Eibner Looking For Healthy Beginning

SURPRISE, Ariz.—Despite his offensive struggles during his first two professional seasons, center fielder Brett Eibner is convinced he can hit. The Royals are too.

A series of injuries limited Eibner to 196 games since the Royals drafted him in the second round in 2010 out of Arkansas. He has hit just .203/.315/.396 during that span and led the Carolina League with 165 strikeouts in 2012. But he has also struggled to overcome hand, thumb and shoulder injuries during that span.

"I think that's factored into a lot of it," the 24-year-old Eibner said. "With the injuries and what-not for some reason I've let it creep in about self-doubt, but I feel like this year I'm in such a good state of mind and feel strong and able to put on weight on. I feel very comfortable with what I'm doing now."

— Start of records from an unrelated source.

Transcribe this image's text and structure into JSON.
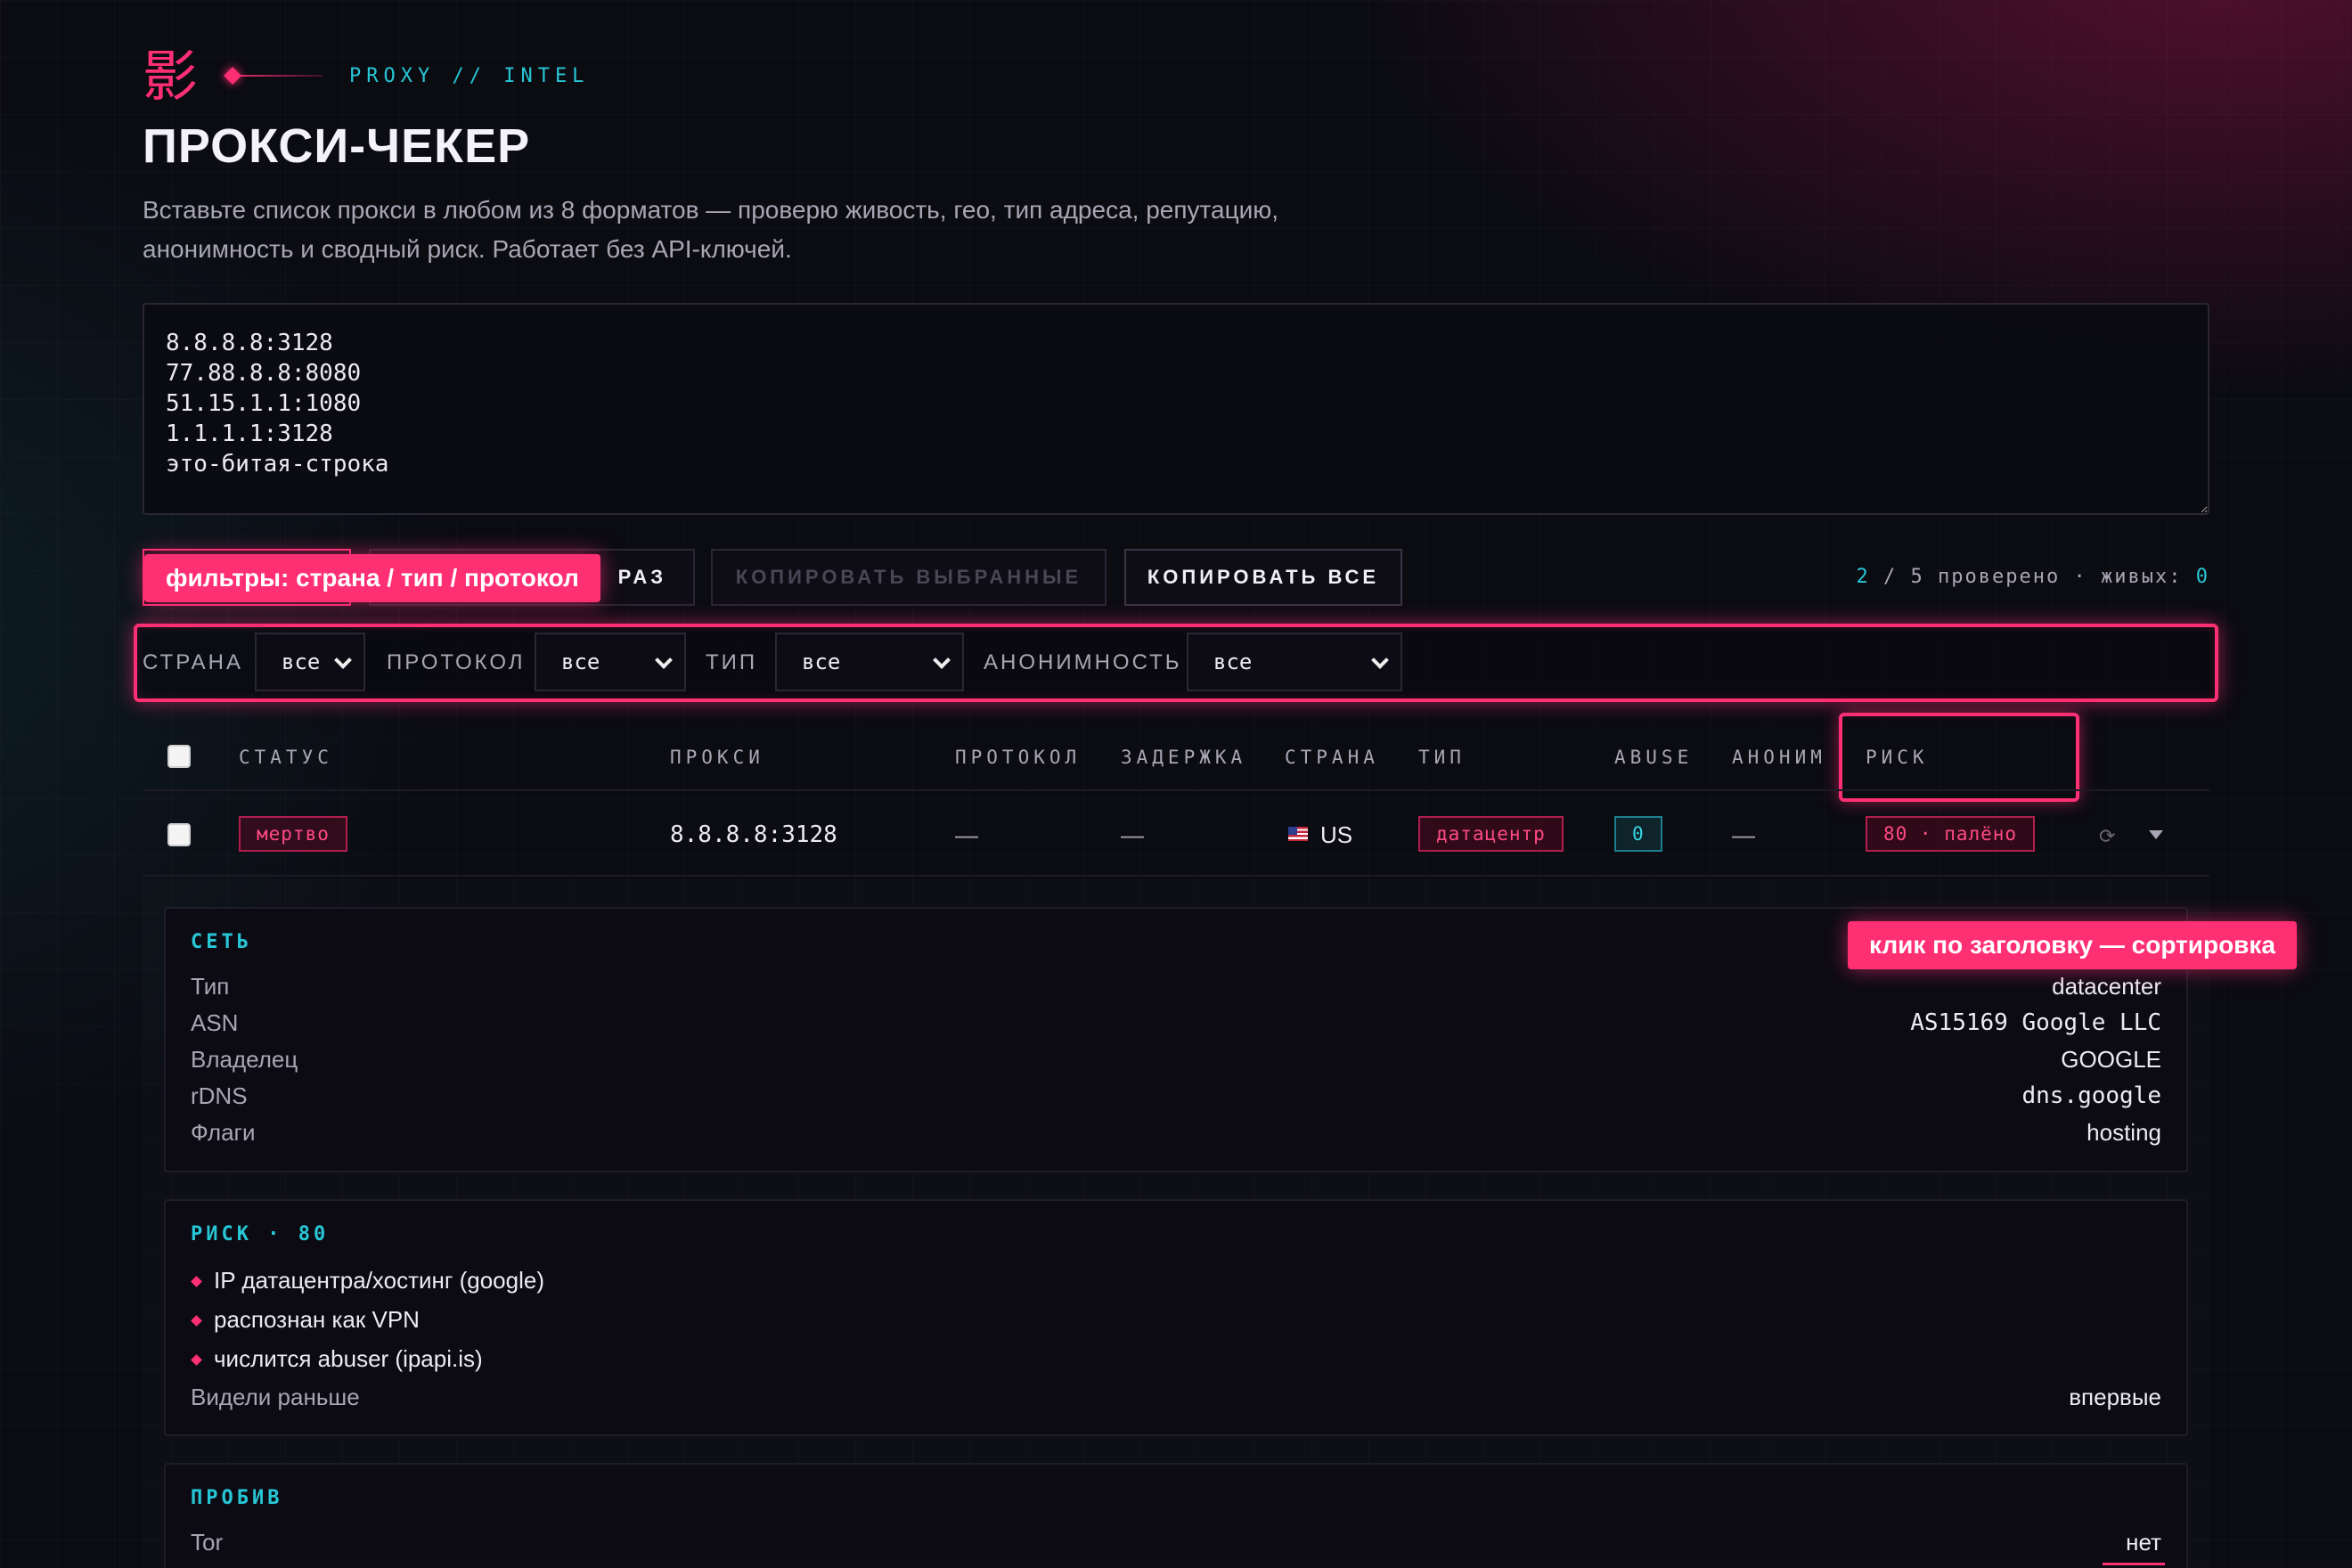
{
  "header": {
    "kanji": "影",
    "kicker": "PROXY // INTEL",
    "title": "ПРОКСИ-ЧЕКЕР",
    "subtitle": "Вставьте список прокси в любом из 8 форматов — проверю живость, гео, тип адреса, репутацию, анонимность и сводный риск. Работает без API-ключей."
  },
  "input": {
    "value": "8.8.8.8:3128\n77.88.8.8:8080\n51.15.1.1:1080\n1.1.1.1:3128\nэто-битая-строка"
  },
  "toolbar": {
    "check_label": "",
    "again_label": "РАЗ",
    "copy_selected_label": "КОПИРОВАТЬ ВЫБРАННЫЕ",
    "copy_all_label": "КОПИРОВАТЬ ВСЕ",
    "counter": {
      "checked": "2",
      "total": "5",
      "checked_label": "проверено",
      "alive_label": "живых:",
      "alive": "0"
    }
  },
  "tooltips": {
    "filters": "фильтры: страна / тип / протокол",
    "sort": "клик по заголовку — сортировка"
  },
  "filters": {
    "country_label": "СТРАНА",
    "country_value": "все",
    "protocol_label": "ПРОТОКОЛ",
    "protocol_value": "все",
    "type_label": "ТИП",
    "type_value": "все",
    "anonymity_label": "АНОНИМНОСТЬ",
    "anonymity_value": "все"
  },
  "table": {
    "columns": [
      "СТАТУС",
      "ПРОКСИ",
      "ПРОТОКОЛ",
      "ЗАДЕРЖКА",
      "СТРАНА",
      "ТИП",
      "ABUSE",
      "АНОНИМ",
      "РИСК"
    ],
    "rows": [
      {
        "status": "мертво",
        "proxy": "8.8.8.8:3128",
        "protocol": "—",
        "latency": "—",
        "country": "US",
        "type": "датацентр",
        "abuse": "0",
        "anonymity": "—",
        "risk": "80 · палёно",
        "refresh_glyph": "⟳"
      }
    ]
  },
  "details": {
    "network": {
      "title": "СЕТЬ",
      "items": [
        {
          "k": "Тип",
          "v": "datacenter"
        },
        {
          "k": "ASN",
          "v": "AS15169 Google LLC"
        },
        {
          "k": "Владелец",
          "v": "GOOGLE"
        },
        {
          "k": "rDNS",
          "v": "dns.google"
        },
        {
          "k": "Флаги",
          "v": "hosting"
        }
      ]
    },
    "risk": {
      "title": "РИСК · 80",
      "reasons": [
        "IP датацентра/хостинг (google)",
        "распознан как VPN",
        "числится abuser (ipapi.is)"
      ],
      "seen_label": "Видели раньше",
      "seen_value": "впервые"
    },
    "probe": {
      "title": "ПРОБИВ",
      "items": [
        {
          "k": "Tor",
          "v": "нет"
        }
      ]
    }
  },
  "colors": {
    "accent": "#ff2f74",
    "cyan": "#27c7d6",
    "background": "#0b0b12"
  }
}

A Drew Promeranz pitch broke two bones in Eibner's right hand during his junior year at Arkansas. He remained in the game and homered off Promeranz and played the final two months of the Razorbacks' season, but the Royals shut him down after drafting him to let the hand heal properly. He homered in his first at-bat with low Class A Kane County in 2011, but in his second game he tore a ligament in his left thumb and missed three months. In spring training last year, Eibner jammed his left shoulder diving for a ball and missed the early part of the season.

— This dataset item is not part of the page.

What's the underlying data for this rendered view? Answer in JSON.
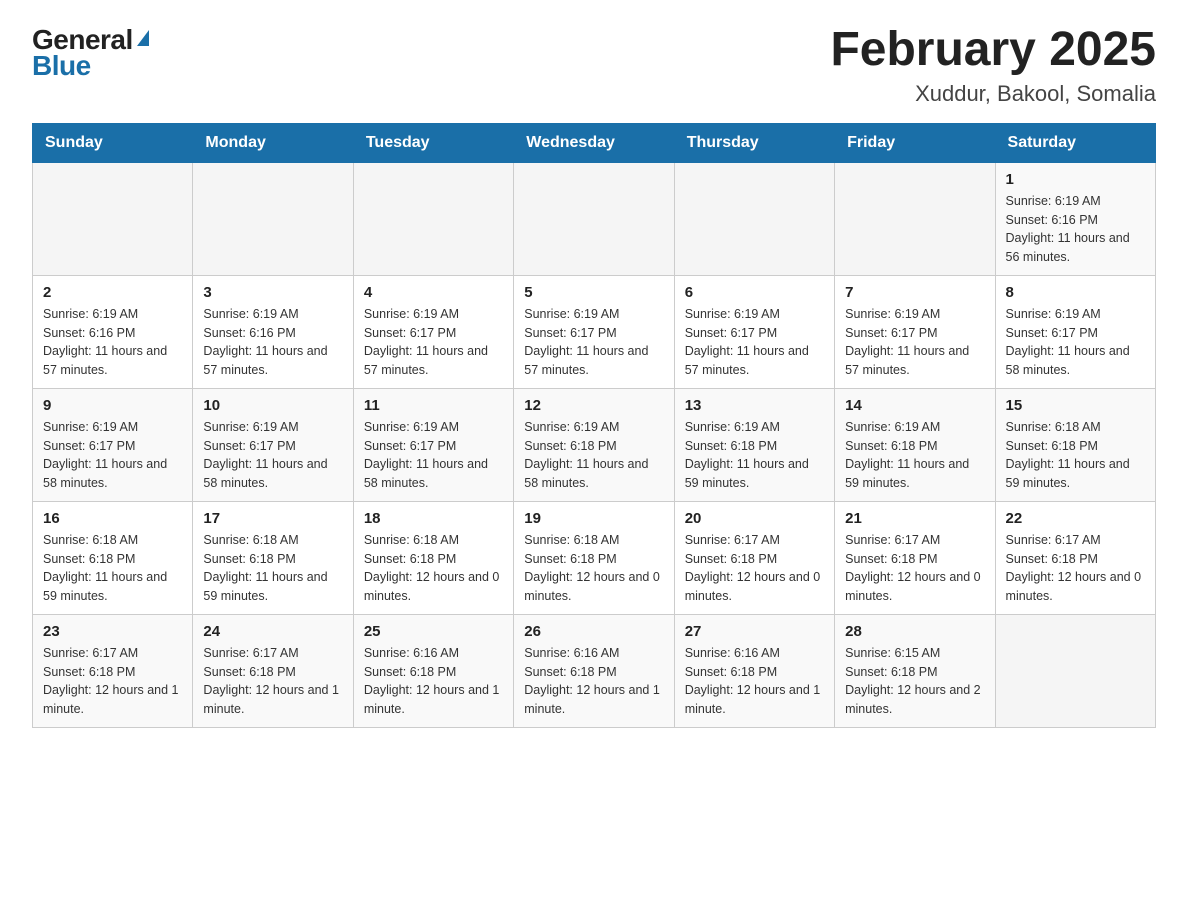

Eibner, recently named the team's minor league defensive player of the year in 2012, has spent the spring working with roving hitting instructor Terry Bradshaw to limit the moving parts in his swing and "to keep everything simple."

"I do take some big swings," Eibner said. "This year I've been able to shorten my swing up. I've always had leverage in my swing. I need to learn how to control that. I've been able to hit the ball more on a line because if I hit a ball square it's going to go. I know that."


• The Royals honored several individuals with awards for the 2012 season in March. Shortstop Alex McClure won the Mike Sweeney award, recognizing a player who best represents the organization on and off the field.

• Victor Baez, the Royals' Dominican Academy coordinator, received the Dick Howser player development person of the year award. He was instrumental in helping the Royals move into a new complex in Mojarra.